In truth, I haven’t had much cause to think about the water supply since. While our drains have caused chaos once or twice (read all about it, if you must, in previous posts), the water supply has just been there. Easy, reliable, convenient as turning on a tap. There’d be the odd bit of low pressure, but nothing to remark upon, until a young man in a big yellow coat (#1) appeared at the door.

There was indeed low pressure, and it might be our responsibility. His listening equipment suggested there was a leak near the wall. On the pavement side of the wall, it would be up to the water service to fix; on the garden side, we’d have to do it. A week later someone came out and checked the pavement side. Another week later, a different someone, tidied up the pavement. I phoned to see what was going on, and a fourth someone landed at the door to tell me I might get a letter.

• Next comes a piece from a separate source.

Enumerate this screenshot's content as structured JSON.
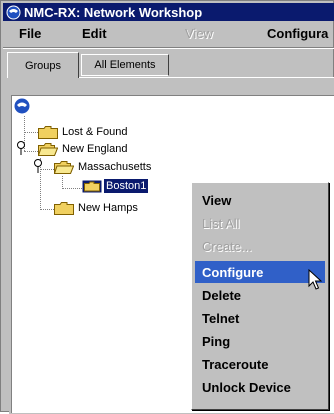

Someone #5 phoned, sounding very knowledgeable. It’s a difficult leak to find, but they’re working on it, and hope to get out in a few days. Grand.

Message from #5- they’ll be out on Wednesday pm. Nothing happened. When I called to see where they were, #5 was adamant that all was done and fixed. They’d come through the green gate, and worked at the back of the extension. But I’d been in the whole time, and could see no sign of activity at the back. Eventually it began to dawn on us both that we were talking at cross purposes. There’s a person with a similar name, living in number 6, similar address, in a different town. Her water leak was fixed, through her green gate, and at the back of her wee bathroom extension. Somehow, the system had given #5 the wrong phone number, and he’d thought he was talking to that person all along. I’d thought I was talking to #4.

So, four weeks after we were told there was a leak, we were no further forward. In the meantime, the washing machine had died because we kept trying to use it. We’ve been relying on the kindness of others for weeks to get some laundry done.

As I was relaying the tale of the wrong water leak, the chap in the big yellow coat (#1) returned, bringing a colleague (#6, who never spoke) to stand at the door beside him. This time he was telling me we would definitely get a letter, as they’d decided the leak was on our side of the wall. Time to talk to the insurance company.

The letter came. #5 called anyway, feeling some ownership of a problem that’s never been his. He suggested I ask for a replacement pipe rather than a repair.

I phoned the insurance, who couldn’t confirm that we’re actually insured- if it’s not been accidentally damaged, it’s all ours to pay for- but they’d contact their local company. The company phoned, they’d send somebody.

#7 arrived today. He was here for about 2 minutes. Since #1 had done sound tests, #7 didn’t have to. He’ll send someone else out next week.

Over a month since the start, at least 7 chaps at the door and 3 women on the phone, we still have a water leak. It reminds me of the old story of four people called Everyone, Someone, Anyone and No-one.“There was an important job to be done and Everyone was sure that Someone would do it. Anyone could have done it, but No-one did it. Someone got angry about that because he thought that it was Everyone’s job. Everyone thought that Anyone could do it, but No-one realised that Everyone wouldn’t do it. It ended up that Everyone was angry with Someone because No-one did what Anyone could have done!”

Of course, I don’t know which of those folk I am. When #1 appeared, should I just have gone straight to the insurance company in case it was our problem? Should I have hunted for a local chap to just come along and fix the blimmin thing weeks ago? How would I know where to start?

What if I was living alone, or vulnerable? How would the washing get done? Could I cope with all the Someones calling?

There has to be a more efficient system of maintaining the fabric of our services than simply passing from pillar to post, from subcontractor to subcontractor, and leaving the public with no idea what’s going on.

I’d really welcome the man with a van right now, shouting “WATER SERVICE”.